“She worked in oil, watercolor, tempera,” Turner explains. Morgan was famous for her depictions of the Monterey Peninsula’s sublime Cypress trees, and when asked if she ever tired of painting those haunting trees, she reportedly said, “I will stick by my Cypress trees until they sink into the sea, or what is just as tragic and final, be hopelessly built around.”
A testament to her talent and stature is the fact the first painting sold at the Hotel Del Monte gallery was one of hers.
E. Charlton Fortune

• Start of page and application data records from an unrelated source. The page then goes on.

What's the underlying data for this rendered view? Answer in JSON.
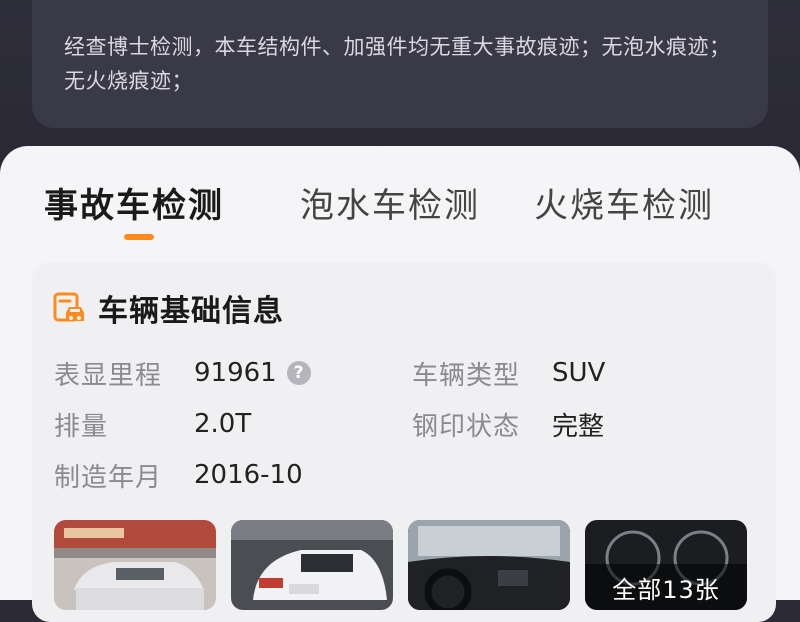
{
  "summary": {
    "text": "经查博士检测，本车结构件、加强件均无重大事故痕迹；无泡水痕迹；无火烧痕迹；"
  },
  "tabs": [
    {
      "label": "事故车检测",
      "active": true
    },
    {
      "label": "泡水车检测",
      "active": false
    },
    {
      "label": "火烧车检测",
      "active": false
    }
  ],
  "accent_color": "#ff8a1e",
  "basic_info": {
    "title": "车辆基础信息",
    "icon": "car-document-icon",
    "fields": [
      {
        "label": "表显里程",
        "value": "91961",
        "has_help": true
      },
      {
        "label": "车辆类型",
        "value": "SUV"
      },
      {
        "label": "排量",
        "value": "2.0T"
      },
      {
        "label": "钢印状态",
        "value": "完整"
      },
      {
        "label": "制造年月",
        "value": "2016-10"
      }
    ]
  },
  "photos": {
    "count_label": "全部13张"
  }
}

Fortune, known as “Effie”, was originally from Sausalito. Born with a cleft palate, she grew up a loner, studying art in Scotland before returning to her home state in 1905. She first made her mark in the art world painting portraits of notables, but after turning to landscapes, all her paintings were tragically destroyed in the 1906 San Francisco earthquake. Once in Monterey, she built a magnificent home that still stands on High Street between Jefferson and Roosevelt where she lived and worked for many years.

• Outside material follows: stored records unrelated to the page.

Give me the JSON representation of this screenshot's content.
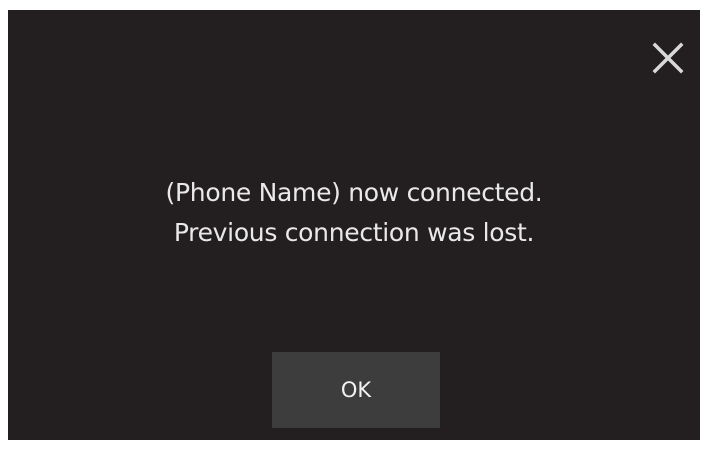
{
  "dialog": {
    "message_line1": "(Phone Name) now connected.",
    "message_line2": "Previous connection was lost.",
    "ok_label": "OK",
    "close_icon": "close-icon"
  },
  "colors": {
    "background": "#231f20",
    "button": "#3d3d3d",
    "text": "#e9e9e9"
  }
}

“She could paint as well or better than most men of her time,” Terry Trotter says. “She was a painter’s painter.” And as did women of her time, Fortune suffered discrimination. “Effie Fortune signed her first name with only an initial, so as not to emphasize her gender. This was helpful toward acceptance into predominately male juried exhibitions, thus also increasing chances for awards.”
Fortune was a key player in and revered member of the Peninsula art colonies until her passing in 1969.
Mora was an extremely colorful character, a Renaissance man who excelled at everything he undertook—and he undertook a lot: he was a horseman, linguist, illustrator, photographer, watercolorist, writer, map maker, sculptor, painter, muralist, cartoonist, actor.
“His mastery of such varied mediums and sheer volume of work is truly amazing,” says Turner.
“He also had a true sense of humor rendered in much of his work,” Terry Trotter says, “and many of the Mora items on display in the Pacific Grove Museum/Gallery are prime examples.”
Mora once rode on horseback from Baja California to San Jose, stopping along the way to work on ranches to earn enough to keep moving. “Mora also lived with the Hopi and Navajo tribes for two years, learned their languages and painted and photographed their villages and relics,” says Turner.
Mora’s work is seen all over the Peninsula, most remarkably at the Carmel Mission where he created the cenotaph of Father Junipero Serra. “He considered this sculptural commission above all others to be the most important of his career,” explains Paula Trotter.